== Segment start ==
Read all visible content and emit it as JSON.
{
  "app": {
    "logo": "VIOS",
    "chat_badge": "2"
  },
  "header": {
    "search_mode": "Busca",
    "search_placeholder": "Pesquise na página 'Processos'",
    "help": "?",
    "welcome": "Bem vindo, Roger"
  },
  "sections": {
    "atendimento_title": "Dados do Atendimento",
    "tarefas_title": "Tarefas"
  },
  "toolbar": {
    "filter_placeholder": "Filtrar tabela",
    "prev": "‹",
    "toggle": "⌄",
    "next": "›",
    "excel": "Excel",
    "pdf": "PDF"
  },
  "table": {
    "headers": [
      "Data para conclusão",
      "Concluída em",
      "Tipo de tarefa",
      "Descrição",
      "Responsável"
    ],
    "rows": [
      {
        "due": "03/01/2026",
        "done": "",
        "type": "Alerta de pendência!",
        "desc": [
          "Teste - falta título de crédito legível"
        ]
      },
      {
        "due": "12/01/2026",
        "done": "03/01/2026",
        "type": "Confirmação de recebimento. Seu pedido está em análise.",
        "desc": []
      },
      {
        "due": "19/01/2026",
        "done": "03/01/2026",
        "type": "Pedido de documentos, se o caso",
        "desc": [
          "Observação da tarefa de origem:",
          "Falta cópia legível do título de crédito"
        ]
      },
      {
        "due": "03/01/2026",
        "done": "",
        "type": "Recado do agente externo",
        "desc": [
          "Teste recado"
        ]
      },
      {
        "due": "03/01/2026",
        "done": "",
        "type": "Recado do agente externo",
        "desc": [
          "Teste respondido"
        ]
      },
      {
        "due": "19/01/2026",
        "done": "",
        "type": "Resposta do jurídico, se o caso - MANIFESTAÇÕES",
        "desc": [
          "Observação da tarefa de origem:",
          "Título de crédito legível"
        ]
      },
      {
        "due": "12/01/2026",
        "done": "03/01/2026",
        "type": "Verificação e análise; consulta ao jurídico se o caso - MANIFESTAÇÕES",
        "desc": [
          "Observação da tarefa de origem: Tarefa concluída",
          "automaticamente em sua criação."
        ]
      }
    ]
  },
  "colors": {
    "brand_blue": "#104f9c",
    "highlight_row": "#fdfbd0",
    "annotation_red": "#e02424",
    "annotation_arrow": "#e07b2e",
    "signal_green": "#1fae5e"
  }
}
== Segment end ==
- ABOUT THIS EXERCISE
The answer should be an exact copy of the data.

- SOLUTION FOR THIS PROBLEM
Read all visible content and emit it as JSON.
{
  "app": {
    "logo": "VIOS",
    "chat_badge": "2"
  },
  "header": {
    "search_mode": "Busca",
    "search_placeholder": "Pesquise na página 'Processos'",
    "help": "?",
    "welcome": "Bem vindo, Roger"
  },
  "sections": {
    "atendimento_title": "Dados do Atendimento",
    "tarefas_title": "Tarefas"
  },
  "toolbar": {
    "filter_placeholder": "Filtrar tabela",
    "prev": "‹",
    "toggle": "⌄",
    "next": "›",
    "excel": "Excel",
    "pdf": "PDF"
  },
  "table": {
    "headers": [
      "Data para conclusão",
      "Concluída em",
      "Tipo de tarefa",
      "Descrição",
      "Responsável"
    ],
    "rows": [
      {
        "due": "03/01/2026",
        "done": "",
        "type": "Alerta de pendência!",
        "desc": [
          "Teste - falta título de crédito legível"
        ]
      },
      {
        "due": "12/01/2026",
        "done": "03/01/2026",
        "type": "Confirmação de recebimento. Seu pedido está em análise.",
        "desc": []
      },
      {
        "due": "19/01/2026",
        "done": "03/01/2026",
        "type": "Pedido de documentos, se o caso",
        "desc": [
          "Observação da tarefa de origem:",
          "Falta cópia legível do título de crédito"
        ]
      },
      {
        "due": "03/01/2026",
        "done": "",
        "type": "Recado do agente externo",
        "desc": [
          "Teste recado"
        ]
      },
      {
        "due": "03/01/2026",
        "done": "",
        "type": "Recado do agente externo",
        "desc": [
          "Teste respondido"
        ]
      },
      {
        "due": "19/01/2026",
        "done": "",
        "type": "Resposta do jurídico, se o caso - MANIFESTAÇÕES",
        "desc": [
          "Observação da tarefa de origem:",
          "Título de crédito legível"
        ]
      },
      {
        "due": "12/01/2026",
        "done": "03/01/2026",
        "type": "Verificação e análise; consulta ao jurídico se o caso - MANIFESTAÇÕES",
        "desc": [
          "Observação da tarefa de origem: Tarefa concluída",
          "automaticamente em sua criação."
        ]
      }
    ]
  },
  "colors": {
    "brand_blue": "#104f9c",
    "highlight_row": "#fdfbd0",
    "annotation_red": "#e02424",
    "annotation_arrow": "#e07b2e",
    "signal_green": "#1fae5e"
  }
}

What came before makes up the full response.